*What is required*: Search the entries below for "dakika". Report each line where it occurs.

■ ■ ■ ■ ■

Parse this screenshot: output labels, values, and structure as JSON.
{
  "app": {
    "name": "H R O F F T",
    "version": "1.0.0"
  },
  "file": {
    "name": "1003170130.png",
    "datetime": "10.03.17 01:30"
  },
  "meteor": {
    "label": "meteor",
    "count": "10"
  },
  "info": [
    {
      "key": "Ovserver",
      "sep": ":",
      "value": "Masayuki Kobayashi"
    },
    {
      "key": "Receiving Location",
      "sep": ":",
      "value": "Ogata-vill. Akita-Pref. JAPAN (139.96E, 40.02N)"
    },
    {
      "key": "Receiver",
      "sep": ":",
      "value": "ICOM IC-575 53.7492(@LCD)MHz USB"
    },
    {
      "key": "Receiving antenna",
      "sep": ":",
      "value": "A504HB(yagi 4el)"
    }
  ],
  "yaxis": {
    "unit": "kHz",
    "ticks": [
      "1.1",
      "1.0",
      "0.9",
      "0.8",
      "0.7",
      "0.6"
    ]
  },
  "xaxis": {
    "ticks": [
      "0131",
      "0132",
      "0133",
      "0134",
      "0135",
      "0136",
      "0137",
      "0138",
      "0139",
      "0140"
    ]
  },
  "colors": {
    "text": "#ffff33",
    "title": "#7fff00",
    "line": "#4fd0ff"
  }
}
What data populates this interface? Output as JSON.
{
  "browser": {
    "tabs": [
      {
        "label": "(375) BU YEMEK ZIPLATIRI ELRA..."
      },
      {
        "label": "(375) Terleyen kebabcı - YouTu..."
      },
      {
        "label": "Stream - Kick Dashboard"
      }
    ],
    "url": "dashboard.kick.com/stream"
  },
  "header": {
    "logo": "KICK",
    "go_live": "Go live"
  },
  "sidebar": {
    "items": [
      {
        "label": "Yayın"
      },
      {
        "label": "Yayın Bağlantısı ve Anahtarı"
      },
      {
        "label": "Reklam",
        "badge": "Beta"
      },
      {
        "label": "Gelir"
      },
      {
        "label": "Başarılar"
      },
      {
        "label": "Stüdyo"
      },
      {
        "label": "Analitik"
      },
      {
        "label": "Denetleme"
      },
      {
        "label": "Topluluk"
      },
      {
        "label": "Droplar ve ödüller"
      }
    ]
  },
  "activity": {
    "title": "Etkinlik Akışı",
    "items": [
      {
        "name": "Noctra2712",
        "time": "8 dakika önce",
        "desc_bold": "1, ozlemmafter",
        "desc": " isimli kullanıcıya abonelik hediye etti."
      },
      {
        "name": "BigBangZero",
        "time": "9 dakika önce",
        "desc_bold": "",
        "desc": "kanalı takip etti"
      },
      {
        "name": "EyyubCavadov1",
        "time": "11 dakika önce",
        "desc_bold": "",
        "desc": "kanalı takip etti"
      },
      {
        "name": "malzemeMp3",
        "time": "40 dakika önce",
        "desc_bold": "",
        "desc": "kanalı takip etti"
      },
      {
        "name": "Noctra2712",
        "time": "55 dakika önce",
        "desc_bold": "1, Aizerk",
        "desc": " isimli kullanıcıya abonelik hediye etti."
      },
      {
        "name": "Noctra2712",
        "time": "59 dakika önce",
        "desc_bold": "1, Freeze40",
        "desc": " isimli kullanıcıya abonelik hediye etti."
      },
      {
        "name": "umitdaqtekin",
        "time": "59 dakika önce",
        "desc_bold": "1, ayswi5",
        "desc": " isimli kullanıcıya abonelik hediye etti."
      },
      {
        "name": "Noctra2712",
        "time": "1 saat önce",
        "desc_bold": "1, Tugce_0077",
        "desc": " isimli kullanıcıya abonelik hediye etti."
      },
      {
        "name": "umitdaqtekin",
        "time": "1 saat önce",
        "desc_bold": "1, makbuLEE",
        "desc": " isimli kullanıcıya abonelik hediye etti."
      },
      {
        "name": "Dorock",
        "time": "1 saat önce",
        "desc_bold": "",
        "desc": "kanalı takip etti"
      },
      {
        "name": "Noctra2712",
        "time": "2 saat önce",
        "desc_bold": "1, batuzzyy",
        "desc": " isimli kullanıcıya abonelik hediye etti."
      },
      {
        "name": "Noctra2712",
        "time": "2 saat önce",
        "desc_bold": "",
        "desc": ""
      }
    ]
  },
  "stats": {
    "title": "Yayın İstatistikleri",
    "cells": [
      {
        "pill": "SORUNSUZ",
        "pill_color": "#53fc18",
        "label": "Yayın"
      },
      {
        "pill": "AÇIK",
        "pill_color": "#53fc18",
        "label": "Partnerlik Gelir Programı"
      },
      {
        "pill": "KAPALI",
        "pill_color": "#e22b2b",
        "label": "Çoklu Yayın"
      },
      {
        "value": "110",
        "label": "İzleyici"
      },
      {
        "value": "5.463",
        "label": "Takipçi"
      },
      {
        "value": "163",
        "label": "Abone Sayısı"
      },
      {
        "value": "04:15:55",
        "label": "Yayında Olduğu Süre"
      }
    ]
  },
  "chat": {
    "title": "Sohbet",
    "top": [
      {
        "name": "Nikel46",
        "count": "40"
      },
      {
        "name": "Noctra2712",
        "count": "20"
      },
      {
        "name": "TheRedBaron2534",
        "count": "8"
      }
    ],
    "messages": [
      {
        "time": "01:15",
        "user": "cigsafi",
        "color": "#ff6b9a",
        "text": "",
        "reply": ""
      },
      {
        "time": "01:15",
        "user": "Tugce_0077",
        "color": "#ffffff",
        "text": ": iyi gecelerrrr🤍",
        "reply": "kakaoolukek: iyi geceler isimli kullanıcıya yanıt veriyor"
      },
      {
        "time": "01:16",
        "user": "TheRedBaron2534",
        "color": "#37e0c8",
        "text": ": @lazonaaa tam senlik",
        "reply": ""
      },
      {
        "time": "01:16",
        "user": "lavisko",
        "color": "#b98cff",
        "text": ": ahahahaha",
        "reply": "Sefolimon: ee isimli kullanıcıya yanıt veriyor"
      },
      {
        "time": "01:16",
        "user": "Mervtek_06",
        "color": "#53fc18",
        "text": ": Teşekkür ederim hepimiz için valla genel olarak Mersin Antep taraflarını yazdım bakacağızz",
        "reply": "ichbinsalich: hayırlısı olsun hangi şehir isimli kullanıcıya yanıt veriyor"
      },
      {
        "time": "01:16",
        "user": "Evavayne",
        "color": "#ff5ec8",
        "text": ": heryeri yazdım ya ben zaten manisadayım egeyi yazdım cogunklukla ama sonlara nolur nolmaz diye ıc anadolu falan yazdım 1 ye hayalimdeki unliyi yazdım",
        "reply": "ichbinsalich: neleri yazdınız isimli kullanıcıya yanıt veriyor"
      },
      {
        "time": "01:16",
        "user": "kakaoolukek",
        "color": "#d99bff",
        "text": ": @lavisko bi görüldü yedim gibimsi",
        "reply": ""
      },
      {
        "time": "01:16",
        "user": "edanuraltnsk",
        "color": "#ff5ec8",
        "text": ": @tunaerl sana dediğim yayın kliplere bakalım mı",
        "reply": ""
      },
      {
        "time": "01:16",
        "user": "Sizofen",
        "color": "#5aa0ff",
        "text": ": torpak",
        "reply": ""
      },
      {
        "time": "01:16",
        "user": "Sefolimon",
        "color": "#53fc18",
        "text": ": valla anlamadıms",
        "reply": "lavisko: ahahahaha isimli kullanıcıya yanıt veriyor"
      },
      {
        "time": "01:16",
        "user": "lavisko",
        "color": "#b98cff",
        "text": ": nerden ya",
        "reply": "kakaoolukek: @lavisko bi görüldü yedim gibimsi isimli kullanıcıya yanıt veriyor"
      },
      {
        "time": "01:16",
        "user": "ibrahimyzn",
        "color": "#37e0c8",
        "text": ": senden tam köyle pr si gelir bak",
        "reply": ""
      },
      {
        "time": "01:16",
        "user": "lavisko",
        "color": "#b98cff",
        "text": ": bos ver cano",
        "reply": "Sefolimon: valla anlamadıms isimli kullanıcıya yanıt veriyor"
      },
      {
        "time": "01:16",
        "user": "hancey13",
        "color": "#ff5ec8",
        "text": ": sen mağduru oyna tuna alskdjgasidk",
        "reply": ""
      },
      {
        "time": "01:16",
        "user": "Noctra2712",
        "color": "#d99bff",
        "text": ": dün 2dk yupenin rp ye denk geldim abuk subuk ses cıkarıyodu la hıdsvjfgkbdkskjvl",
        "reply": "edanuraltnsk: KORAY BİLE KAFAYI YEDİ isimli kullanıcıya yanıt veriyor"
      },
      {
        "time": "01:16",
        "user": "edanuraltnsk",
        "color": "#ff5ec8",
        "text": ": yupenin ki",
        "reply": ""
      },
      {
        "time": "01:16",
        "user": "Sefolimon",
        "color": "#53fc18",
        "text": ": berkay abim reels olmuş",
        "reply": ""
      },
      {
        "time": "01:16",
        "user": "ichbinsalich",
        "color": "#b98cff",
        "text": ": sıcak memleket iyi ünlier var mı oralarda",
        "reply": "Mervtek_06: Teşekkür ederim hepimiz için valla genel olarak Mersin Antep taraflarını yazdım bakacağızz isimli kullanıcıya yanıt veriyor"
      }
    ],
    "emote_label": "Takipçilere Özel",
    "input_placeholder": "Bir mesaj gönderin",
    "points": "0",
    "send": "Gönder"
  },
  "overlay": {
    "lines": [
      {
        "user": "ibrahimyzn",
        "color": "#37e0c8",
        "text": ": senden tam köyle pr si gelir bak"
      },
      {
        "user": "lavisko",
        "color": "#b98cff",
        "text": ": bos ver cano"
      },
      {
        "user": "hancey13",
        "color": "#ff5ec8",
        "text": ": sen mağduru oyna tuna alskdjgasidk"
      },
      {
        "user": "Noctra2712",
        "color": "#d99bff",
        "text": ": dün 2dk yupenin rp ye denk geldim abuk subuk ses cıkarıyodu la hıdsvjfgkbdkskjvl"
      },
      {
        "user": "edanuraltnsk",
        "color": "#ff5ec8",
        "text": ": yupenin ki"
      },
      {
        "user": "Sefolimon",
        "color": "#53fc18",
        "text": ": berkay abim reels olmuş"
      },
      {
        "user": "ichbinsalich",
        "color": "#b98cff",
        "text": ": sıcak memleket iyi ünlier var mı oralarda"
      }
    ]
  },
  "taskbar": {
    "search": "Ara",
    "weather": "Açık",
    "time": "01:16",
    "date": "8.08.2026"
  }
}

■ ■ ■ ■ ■

*Exercise result*:
        "time": "8 dakika önce",
        "time": "9 dakika önce",
        "time": "11 dakika önce",
        "time": "40 dakika önce",
        "time": "55 dakika önce",
        "time": "59 dakika önce",
        "time": "59 dakika önce",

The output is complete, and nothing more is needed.